So this is going to sound weird, I was looking up Nyan Cat on Youtube and got lost in the different variations of it, one of which includes the Schrodinger's Cat. Now I have seen the term on here before and so got curious about it. I Googled the term and read about it on Wikipedia. Apparently it is a thought experiment dealing with a paradox that has to do with quantum physics, at least that is how I understand it. I am wondering if someone could explain it a little bit better and in terms that I can understand if possible.
I love science and stuff like this does fascinate me, but I have never taken any of the "higher sciences" like physics or chemistry due to my learning disability in math (My math skills are that of third grade level.) I wanted to but the school system is lazy when it comes to dealing with kids with learning disorders.
So please be kind to me, I know many of you are well versed in the sciences and know a lot more than I do and I feel dumb for even asking this.
I'm on Skype: ElmNehmara
A powerful double-lie verbal disinformation bomb
I'm probably going to be horrible at explaining this, but I can give it a try. There are a couple of things you need to understand about quantum physics before you can understand Schrodinger's Cat. Firstly, that particles at a quantum level exist differently when they are observed vs. when they are unobserved. If, say, an electron has not been observed or measured, then in exists in what is called a "superpostion". What this means is that it exists in all possible states at once. Once it has been observed, wave-function collapse occurs and the electron now exists in a single state.
This probably makes no sense, but Schrodinger's Cat actually helps make it more clear. The idea is there is a hypothetical cat in a box. Going by the laws of quantum mechanics, the unobserved cat exists in all possible states, right? So now picture that there is a dish or some sort of dispenser that has poison in it. It is possible for the cat to drink the poison, and once that happens the cat will die. Once possible state for the cat to occupy is being alive, and another is being dead. If it occupies all possible states, then this means that the cat must be both alive and dead at the same time. I can try to clarify it further if you want, or maybe someone else can explain it better than I can. I suck at explanations. ;D
Post by Mlle Antéchrist on Nov 4, 2011 23:10:26 GMT -5
Schrodinger's Cat is a thought experiment dealing with quantum superposition. It's a difficult concept to verbalize, but the simplified explanation (based on my own admittedly amateur understanding of quantum theory; someone please correct me if I get anything wrong) is that a particle exists in all possible states unless observed or measured. In the Schrodinger's Cat scenario, we place a cat in a box with a device that contains a radioactive substance. If a single atom in this substance decays, the device breaks open and immediately kills the cat. Because we can not observe or measure the particles within the box, they exist in all possible states; therefore, the atoms in the substance are considered both decayed and not decayed and the device containing the toxins can be said to be both broken & intact, thus rendering the cat both alive and dead.

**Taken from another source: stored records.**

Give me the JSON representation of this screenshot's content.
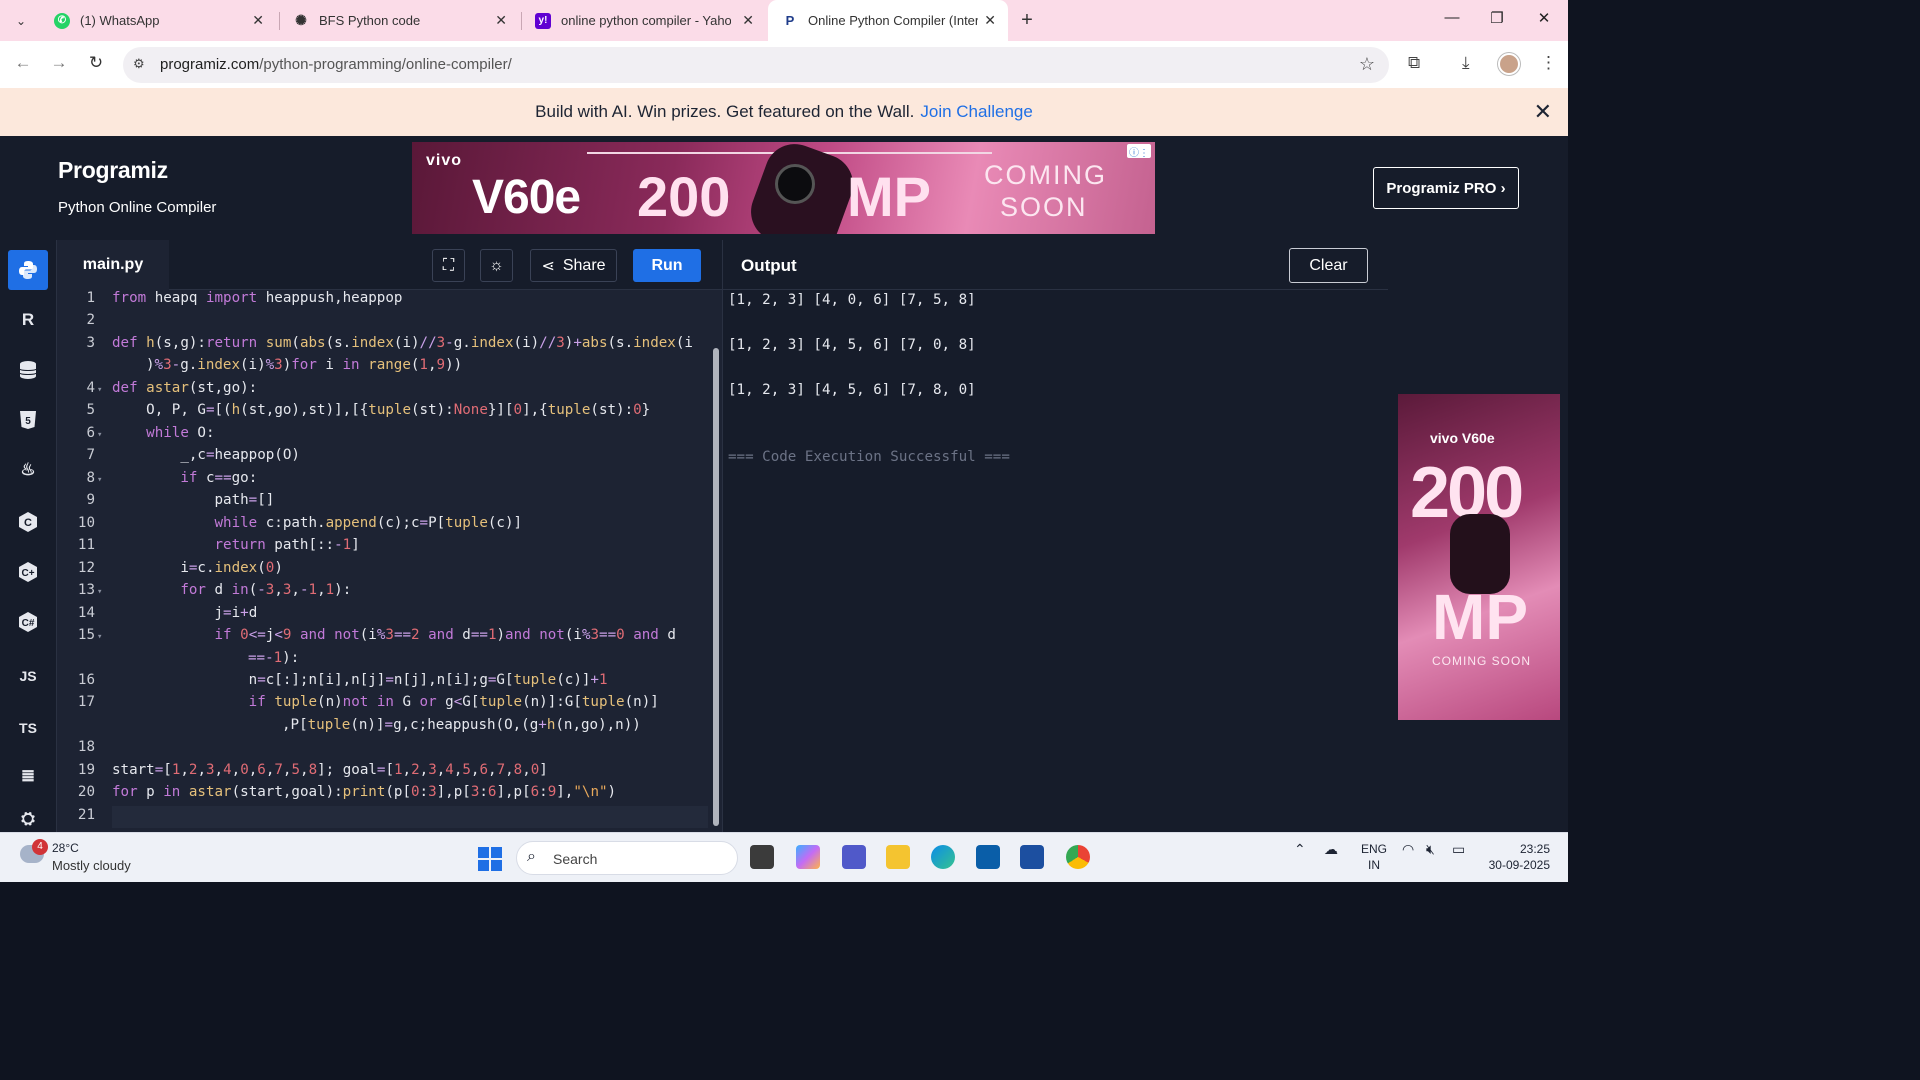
{
  "browser": {
    "tabs": [
      {
        "label": "(1) WhatsApp",
        "icon": "whatsapp-icon",
        "active": false
      },
      {
        "label": "BFS Python code",
        "icon": "chatgpt-icon",
        "active": false
      },
      {
        "label": "online python compiler - Yahoo",
        "icon": "yahoo-icon",
        "active": false
      },
      {
        "label": "Online Python Compiler (Interp",
        "icon": "programiz-icon",
        "active": true
      }
    ],
    "url_domain": "programiz.com",
    "url_path": "/python-programming/online-compiler/"
  },
  "promo": {
    "text": "Build with AI. Win prizes. Get featured on the Wall.",
    "link": "Join Challenge"
  },
  "header": {
    "logo": "Programiz",
    "subtitle": "Python Online Compiler",
    "pro_button": "Programiz PRO ›"
  },
  "ad_banner": {
    "brand": "vivo",
    "model": "V60e",
    "megapixels": "200",
    "mp": "MP",
    "coming": "COMING",
    "soon": "SOON"
  },
  "sidebar": {
    "items": [
      {
        "name": "python",
        "label": "Py",
        "active": true
      },
      {
        "name": "r",
        "label": "R",
        "active": false
      },
      {
        "name": "sql",
        "label": "DB",
        "active": false
      },
      {
        "name": "html",
        "label": "5",
        "active": false
      },
      {
        "name": "java",
        "label": "J",
        "active": false
      },
      {
        "name": "c",
        "label": "C",
        "active": false
      },
      {
        "name": "cpp",
        "label": "C",
        "active": false
      },
      {
        "name": "csharp",
        "label": "C",
        "active": false
      },
      {
        "name": "javascript",
        "label": "JS",
        "active": false
      },
      {
        "name": "typescript",
        "label": "TS",
        "active": false
      },
      {
        "name": "go",
        "label": "≡",
        "active": false
      }
    ]
  },
  "editor": {
    "file_name": "main.py",
    "share_label": "Share",
    "run_label": "Run",
    "line_numbers": [
      "1",
      "2",
      "3",
      "",
      "4",
      "5",
      "6",
      "7",
      "8",
      "9",
      "10",
      "11",
      "12",
      "13",
      "14",
      "15",
      "",
      "16",
      "17",
      "",
      "18",
      "19",
      "20",
      "21"
    ]
  },
  "output": {
    "title": "Output",
    "clear_label": "Clear",
    "lines": [
      "[1, 2, 3] [4, 0, 6] [7, 5, 8]",
      "[1, 2, 3] [4, 5, 6] [7, 0, 8]",
      "[1, 2, 3] [4, 5, 6] [7, 8, 0]"
    ],
    "status": "=== Code Execution Successful ==="
  },
  "right_ad": {
    "brand": "vivo V60e",
    "big": "200",
    "mp": "MP",
    "soon": "COMING SOON"
  },
  "taskbar": {
    "weather_alert": "4",
    "temperature": "28°C",
    "condition": "Mostly cloudy",
    "search_label": "Search",
    "lang": "ENG",
    "region": "IN",
    "time": "23:25",
    "date": "30-09-2025"
  }
}
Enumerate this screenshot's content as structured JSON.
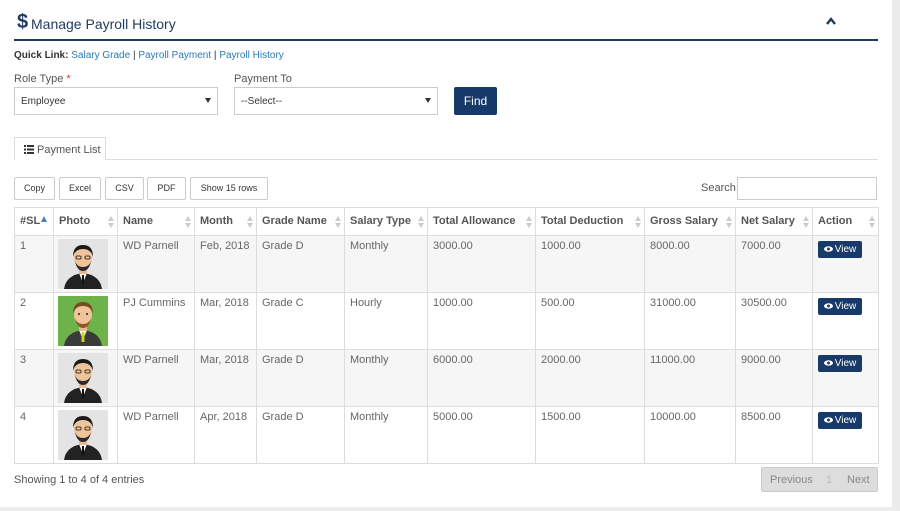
{
  "header": {
    "icon": "dollar-icon",
    "title": "Manage Payroll History",
    "collapse_icon": "chevron-up-icon"
  },
  "quick_links": {
    "label": "Quick Link:",
    "separator": "|",
    "links": [
      "Salary Grade",
      "Payroll Payment",
      "Payroll History"
    ]
  },
  "filters": {
    "role_type_label": "Role Type",
    "required_mark": "*",
    "role_type_value": "Employee",
    "payment_to_label": "Payment To",
    "payment_to_value": "--Select--",
    "find_label": "Find"
  },
  "tab": {
    "label": "Payment List",
    "icon": "list-icon"
  },
  "toolbar": {
    "buttons": [
      "Copy",
      "Excel",
      "CSV",
      "PDF",
      "Show 15 rows"
    ],
    "search_label": "Search:",
    "search_value": ""
  },
  "table": {
    "columns": [
      "#SL",
      "Photo",
      "Name",
      "Month",
      "Grade Name",
      "Salary Type",
      "Total Allowance",
      "Total Deduction",
      "Gross Salary",
      "Net Salary",
      "Action"
    ],
    "rows": [
      {
        "sl": "1",
        "photo": "male-avatar",
        "name": "WD Parnell",
        "month": "Feb, 2018",
        "grade": "Grade D",
        "salary_type": "Monthly",
        "allowance": "3000.00",
        "deduction": "1000.00",
        "gross": "8000.00",
        "net": "7000.00",
        "action": "View"
      },
      {
        "sl": "2",
        "photo": "male-avatar-green",
        "name": "PJ Cummins",
        "month": "Mar, 2018",
        "grade": "Grade C",
        "salary_type": "Hourly",
        "allowance": "1000.00",
        "deduction": "500.00",
        "gross": "31000.00",
        "net": "30500.00",
        "action": "View"
      },
      {
        "sl": "3",
        "photo": "male-avatar",
        "name": "WD Parnell",
        "month": "Mar, 2018",
        "grade": "Grade D",
        "salary_type": "Monthly",
        "allowance": "6000.00",
        "deduction": "2000.00",
        "gross": "11000.00",
        "net": "9000.00",
        "action": "View"
      },
      {
        "sl": "4",
        "photo": "male-avatar",
        "name": "WD Parnell",
        "month": "Apr, 2018",
        "grade": "Grade D",
        "salary_type": "Monthly",
        "allowance": "5000.00",
        "deduction": "1500.00",
        "gross": "10000.00",
        "net": "8500.00",
        "action": "View"
      }
    ]
  },
  "footer": {
    "info": "Showing 1 to 4 of 4 entries",
    "previous": "Previous",
    "page": "1",
    "next": "Next"
  },
  "colors": {
    "primary": "#173a6a",
    "link": "#2a7ab8",
    "required": "#ee3333"
  }
}
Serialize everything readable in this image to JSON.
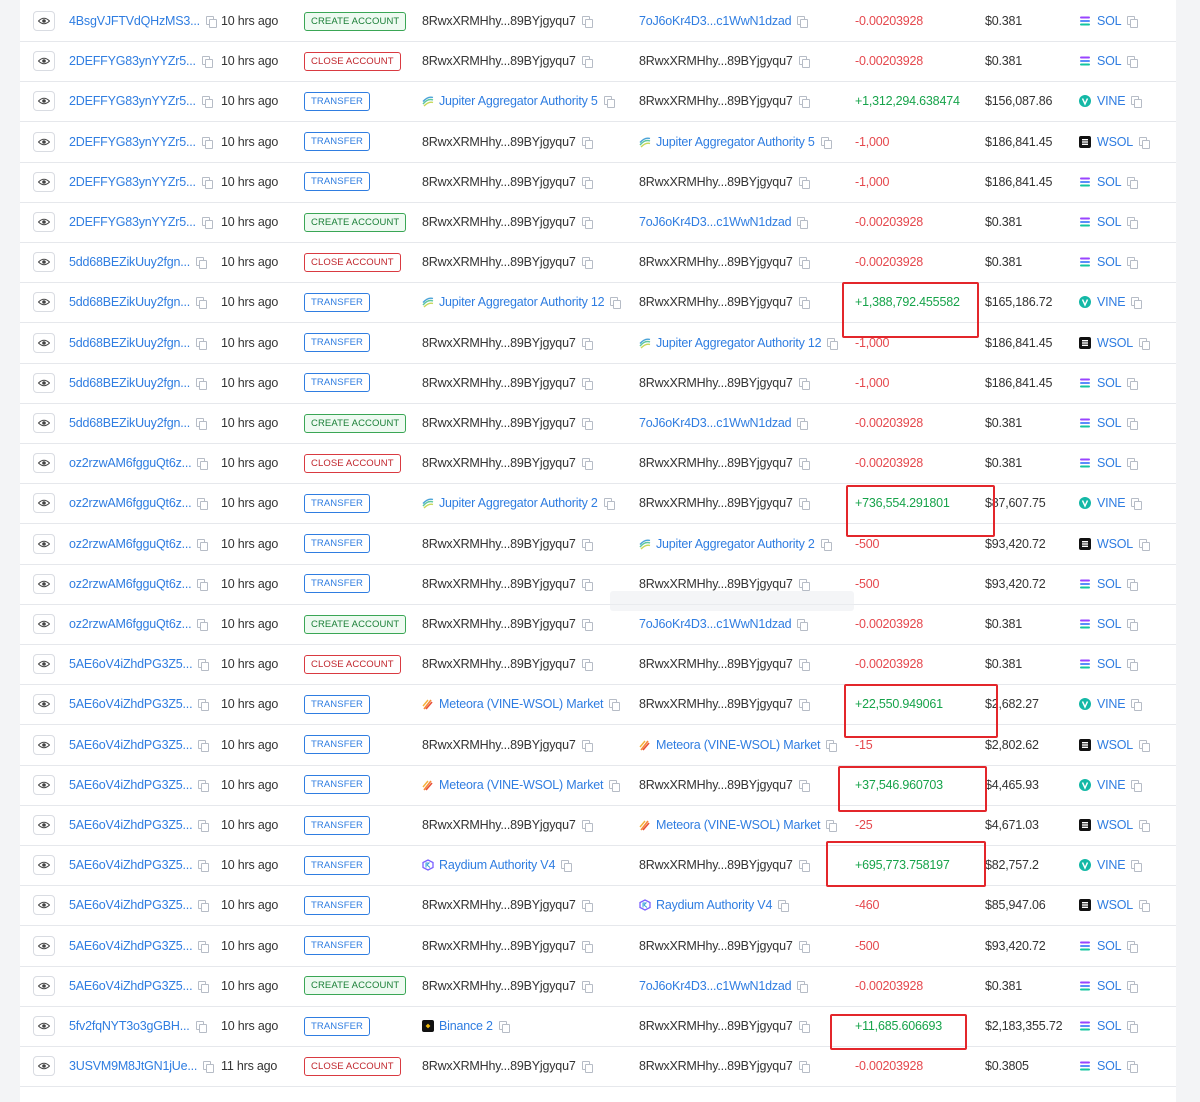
{
  "rows": [
    {
      "sig": "4BsgVJFTVdQHzMS3...",
      "time": "10 hrs ago",
      "type": "CREATE ACCOUNT",
      "from": {
        "label": "8RwxXRMHhy...89BYjgyqu7",
        "kind": "addr"
      },
      "to": {
        "label": "7oJ6oKr4D3...c1WwN1dzad",
        "kind": "link"
      },
      "amount": "-0.00203928",
      "sign": "neg",
      "value": "$0.381",
      "token": "SOL"
    },
    {
      "sig": "2DEFFYG83ynYYZr5...",
      "time": "10 hrs ago",
      "type": "CLOSE ACCOUNT",
      "from": {
        "label": "8RwxXRMHhy...89BYjgyqu7",
        "kind": "addr"
      },
      "to": {
        "label": "8RwxXRMHhy...89BYjgyqu7",
        "kind": "addr"
      },
      "amount": "-0.00203928",
      "sign": "neg",
      "value": "$0.381",
      "token": "SOL"
    },
    {
      "sig": "2DEFFYG83ynYYZr5...",
      "time": "10 hrs ago",
      "type": "TRANSFER",
      "from": {
        "label": "Jupiter Aggregator Authority 5",
        "kind": "jupiter"
      },
      "to": {
        "label": "8RwxXRMHhy...89BYjgyqu7",
        "kind": "addr"
      },
      "amount": "+1,312,294.638474",
      "sign": "pos",
      "value": "$156,087.86",
      "token": "VINE"
    },
    {
      "sig": "2DEFFYG83ynYYZr5...",
      "time": "10 hrs ago",
      "type": "TRANSFER",
      "from": {
        "label": "8RwxXRMHhy...89BYjgyqu7",
        "kind": "addr"
      },
      "to": {
        "label": "Jupiter Aggregator Authority 5",
        "kind": "jupiter"
      },
      "amount": "-1,000",
      "sign": "neg",
      "value": "$186,841.45",
      "token": "WSOL"
    },
    {
      "sig": "2DEFFYG83ynYYZr5...",
      "time": "10 hrs ago",
      "type": "TRANSFER",
      "from": {
        "label": "8RwxXRMHhy...89BYjgyqu7",
        "kind": "addr"
      },
      "to": {
        "label": "8RwxXRMHhy...89BYjgyqu7",
        "kind": "addr"
      },
      "amount": "-1,000",
      "sign": "neg",
      "value": "$186,841.45",
      "token": "SOL"
    },
    {
      "sig": "2DEFFYG83ynYYZr5...",
      "time": "10 hrs ago",
      "type": "CREATE ACCOUNT",
      "from": {
        "label": "8RwxXRMHhy...89BYjgyqu7",
        "kind": "addr"
      },
      "to": {
        "label": "7oJ6oKr4D3...c1WwN1dzad",
        "kind": "link"
      },
      "amount": "-0.00203928",
      "sign": "neg",
      "value": "$0.381",
      "token": "SOL"
    },
    {
      "sig": "5dd68BEZikUuy2fgn...",
      "time": "10 hrs ago",
      "type": "CLOSE ACCOUNT",
      "from": {
        "label": "8RwxXRMHhy...89BYjgyqu7",
        "kind": "addr"
      },
      "to": {
        "label": "8RwxXRMHhy...89BYjgyqu7",
        "kind": "addr"
      },
      "amount": "-0.00203928",
      "sign": "neg",
      "value": "$0.381",
      "token": "SOL"
    },
    {
      "sig": "5dd68BEZikUuy2fgn...",
      "time": "10 hrs ago",
      "type": "TRANSFER",
      "from": {
        "label": "Jupiter Aggregator Authority 12",
        "kind": "jupiter"
      },
      "to": {
        "label": "8RwxXRMHhy...89BYjgyqu7",
        "kind": "addr"
      },
      "amount": "+1,388,792.455582",
      "sign": "pos",
      "value": "$165,186.72",
      "token": "VINE"
    },
    {
      "sig": "5dd68BEZikUuy2fgn...",
      "time": "10 hrs ago",
      "type": "TRANSFER",
      "from": {
        "label": "8RwxXRMHhy...89BYjgyqu7",
        "kind": "addr"
      },
      "to": {
        "label": "Jupiter Aggregator Authority 12",
        "kind": "jupiter"
      },
      "amount": "-1,000",
      "sign": "neg",
      "value": "$186,841.45",
      "token": "WSOL"
    },
    {
      "sig": "5dd68BEZikUuy2fgn...",
      "time": "10 hrs ago",
      "type": "TRANSFER",
      "from": {
        "label": "8RwxXRMHhy...89BYjgyqu7",
        "kind": "addr"
      },
      "to": {
        "label": "8RwxXRMHhy...89BYjgyqu7",
        "kind": "addr"
      },
      "amount": "-1,000",
      "sign": "neg",
      "value": "$186,841.45",
      "token": "SOL"
    },
    {
      "sig": "5dd68BEZikUuy2fgn...",
      "time": "10 hrs ago",
      "type": "CREATE ACCOUNT",
      "from": {
        "label": "8RwxXRMHhy...89BYjgyqu7",
        "kind": "addr"
      },
      "to": {
        "label": "7oJ6oKr4D3...c1WwN1dzad",
        "kind": "link"
      },
      "amount": "-0.00203928",
      "sign": "neg",
      "value": "$0.381",
      "token": "SOL"
    },
    {
      "sig": "oz2rzwAM6fgguQt6z...",
      "time": "10 hrs ago",
      "type": "CLOSE ACCOUNT",
      "from": {
        "label": "8RwxXRMHhy...89BYjgyqu7",
        "kind": "addr"
      },
      "to": {
        "label": "8RwxXRMHhy...89BYjgyqu7",
        "kind": "addr"
      },
      "amount": "-0.00203928",
      "sign": "neg",
      "value": "$0.381",
      "token": "SOL"
    },
    {
      "sig": "oz2rzwAM6fgguQt6z...",
      "time": "10 hrs ago",
      "type": "TRANSFER",
      "from": {
        "label": "Jupiter Aggregator Authority 2",
        "kind": "jupiter"
      },
      "to": {
        "label": "8RwxXRMHhy...89BYjgyqu7",
        "kind": "addr"
      },
      "amount": "+736,554.291801",
      "sign": "pos",
      "value": "$87,607.75",
      "token": "VINE"
    },
    {
      "sig": "oz2rzwAM6fgguQt6z...",
      "time": "10 hrs ago",
      "type": "TRANSFER",
      "from": {
        "label": "8RwxXRMHhy...89BYjgyqu7",
        "kind": "addr"
      },
      "to": {
        "label": "Jupiter Aggregator Authority 2",
        "kind": "jupiter"
      },
      "amount": "-500",
      "sign": "neg",
      "value": "$93,420.72",
      "token": "WSOL"
    },
    {
      "sig": "oz2rzwAM6fgguQt6z...",
      "time": "10 hrs ago",
      "type": "TRANSFER",
      "from": {
        "label": "8RwxXRMHhy...89BYjgyqu7",
        "kind": "addr"
      },
      "to": {
        "label": "8RwxXRMHhy...89BYjgyqu7",
        "kind": "addr"
      },
      "amount": "-500",
      "sign": "neg",
      "value": "$93,420.72",
      "token": "SOL"
    },
    {
      "sig": "oz2rzwAM6fgguQt6z...",
      "time": "10 hrs ago",
      "type": "CREATE ACCOUNT",
      "from": {
        "label": "8RwxXRMHhy...89BYjgyqu7",
        "kind": "addr"
      },
      "to": {
        "label": "7oJ6oKr4D3...c1WwN1dzad",
        "kind": "link"
      },
      "amount": "-0.00203928",
      "sign": "neg",
      "value": "$0.381",
      "token": "SOL"
    },
    {
      "sig": "5AE6oV4iZhdPG3Z5...",
      "time": "10 hrs ago",
      "type": "CLOSE ACCOUNT",
      "from": {
        "label": "8RwxXRMHhy...89BYjgyqu7",
        "kind": "addr"
      },
      "to": {
        "label": "8RwxXRMHhy...89BYjgyqu7",
        "kind": "addr"
      },
      "amount": "-0.00203928",
      "sign": "neg",
      "value": "$0.381",
      "token": "SOL"
    },
    {
      "sig": "5AE6oV4iZhdPG3Z5...",
      "time": "10 hrs ago",
      "type": "TRANSFER",
      "from": {
        "label": "Meteora (VINE-WSOL) Market",
        "kind": "meteora"
      },
      "to": {
        "label": "8RwxXRMHhy...89BYjgyqu7",
        "kind": "addr"
      },
      "amount": "+22,550.949061",
      "sign": "pos",
      "value": "$2,682.27",
      "token": "VINE"
    },
    {
      "sig": "5AE6oV4iZhdPG3Z5...",
      "time": "10 hrs ago",
      "type": "TRANSFER",
      "from": {
        "label": "8RwxXRMHhy...89BYjgyqu7",
        "kind": "addr"
      },
      "to": {
        "label": "Meteora (VINE-WSOL) Market",
        "kind": "meteora"
      },
      "amount": "-15",
      "sign": "neg",
      "value": "$2,802.62",
      "token": "WSOL"
    },
    {
      "sig": "5AE6oV4iZhdPG3Z5...",
      "time": "10 hrs ago",
      "type": "TRANSFER",
      "from": {
        "label": "Meteora (VINE-WSOL) Market",
        "kind": "meteora"
      },
      "to": {
        "label": "8RwxXRMHhy...89BYjgyqu7",
        "kind": "addr"
      },
      "amount": "+37,546.960703",
      "sign": "pos",
      "value": "$4,465.93",
      "token": "VINE"
    },
    {
      "sig": "5AE6oV4iZhdPG3Z5...",
      "time": "10 hrs ago",
      "type": "TRANSFER",
      "from": {
        "label": "8RwxXRMHhy...89BYjgyqu7",
        "kind": "addr"
      },
      "to": {
        "label": "Meteora (VINE-WSOL) Market",
        "kind": "meteora"
      },
      "amount": "-25",
      "sign": "neg",
      "value": "$4,671.03",
      "token": "WSOL"
    },
    {
      "sig": "5AE6oV4iZhdPG3Z5...",
      "time": "10 hrs ago",
      "type": "TRANSFER",
      "from": {
        "label": "Raydium Authority V4",
        "kind": "raydium"
      },
      "to": {
        "label": "8RwxXRMHhy...89BYjgyqu7",
        "kind": "addr"
      },
      "amount": "+695,773.758197",
      "sign": "pos",
      "value": "$82,757.2",
      "token": "VINE"
    },
    {
      "sig": "5AE6oV4iZhdPG3Z5...",
      "time": "10 hrs ago",
      "type": "TRANSFER",
      "from": {
        "label": "8RwxXRMHhy...89BYjgyqu7",
        "kind": "addr"
      },
      "to": {
        "label": "Raydium Authority V4",
        "kind": "raydium"
      },
      "amount": "-460",
      "sign": "neg",
      "value": "$85,947.06",
      "token": "WSOL"
    },
    {
      "sig": "5AE6oV4iZhdPG3Z5...",
      "time": "10 hrs ago",
      "type": "TRANSFER",
      "from": {
        "label": "8RwxXRMHhy...89BYjgyqu7",
        "kind": "addr"
      },
      "to": {
        "label": "8RwxXRMHhy...89BYjgyqu7",
        "kind": "addr"
      },
      "amount": "-500",
      "sign": "neg",
      "value": "$93,420.72",
      "token": "SOL"
    },
    {
      "sig": "5AE6oV4iZhdPG3Z5...",
      "time": "10 hrs ago",
      "type": "CREATE ACCOUNT",
      "from": {
        "label": "8RwxXRMHhy...89BYjgyqu7",
        "kind": "addr"
      },
      "to": {
        "label": "7oJ6oKr4D3...c1WwN1dzad",
        "kind": "link"
      },
      "amount": "-0.00203928",
      "sign": "neg",
      "value": "$0.381",
      "token": "SOL"
    },
    {
      "sig": "5fv2fqNYT3o3gGBH...",
      "time": "10 hrs ago",
      "type": "TRANSFER",
      "from": {
        "label": "Binance 2",
        "kind": "binance"
      },
      "to": {
        "label": "8RwxXRMHhy...89BYjgyqu7",
        "kind": "addr"
      },
      "amount": "+11,685.606693",
      "sign": "pos",
      "value": "$2,183,355.72",
      "token": "SOL"
    },
    {
      "sig": "3USVM9M8JtGN1jUe...",
      "time": "11 hrs ago",
      "type": "CLOSE ACCOUNT",
      "from": {
        "label": "8RwxXRMHhy...89BYjgyqu7",
        "kind": "addr"
      },
      "to": {
        "label": "8RwxXRMHhy...89BYjgyqu7",
        "kind": "addr"
      },
      "amount": "-0.00203928",
      "sign": "neg",
      "value": "$0.3805",
      "token": "SOL"
    }
  ],
  "highlighted_rows": [
    7,
    12,
    17,
    19,
    21,
    25
  ],
  "colors": {
    "positive": "#16a34a",
    "negative": "#e5484d",
    "link": "#2f7de1",
    "highlight": "#e3262b"
  }
}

An even simpler explanation is that quantum physics is fucking weird.
Post by DarkfireTaimatsu on Nov 4, 2011 23:24:10 GMT -5
Tai explanations: understanding the stupidest ways. =3
You change outcomes by measuring them. That's how magic quantum physics works. Therefore, you don't know if the cat in the box is alive or dead without observing it. Once you observe it, it's one or the other, but without observing, all the possibilities are open. Thus when unobserved, it's both. Tada!
Also, the hotness version:
There once was a unicorn who would shove His rainbows around like a dove "Always I'll be with you And then make-believe with you Harmony, Harmony, oh love"
I thought it was more of a "we can't say what state it exists in because observing it changes the state."
Yes, in the sense that all particles present will fall into a single state once observed or measured.
Also: Something I should have been clearer about is that we're dealing with probabilities in this particular thought experiment, meaning that we design it in such a way that there's a 50% chance that one of the atoms has decayed, opening the device and killing the cat.
Again, this is all based on my own amateur understanding -- it's quite possible that I'm incorrect about any number of aspects.
This is actually a very important point. In order to observe something, something else must interact with it. We find that strange because on the macro scale we have photons constantly bombarding things, so while we personally aren't interacting with the objects we look at the photons are. The smaller you get the more impact this interaction necessary to observe becomes.
At the quantum level this becomes magnified, as you don't have anything smaller than what you're trying to observe to observe with. There is absolutely no way to observe what you want without a large interaction, meaning you drastically change the state of what you're observing when making your observation.
Of course, this doesn't explain quantum superposition, or even mean that you would need quantum superposition for observations to alter what you're observing. This is when you also need to understand the Heisenberg uncertainty principle. I remember my father explaining it in that you can know where something was and when it was there, or you can know it's velocity (it's speed and direction of travel), but never both of those things. This is also not a limitation on our ability to observe quantum stuff, but rather it is a fundamental aspect of quantum stuff.
Of course, the Heisenberg uncertainty principle is only tangentially related to Schrödinger's cat, but it is important for understanding the principles behind the unlucky cat in that box.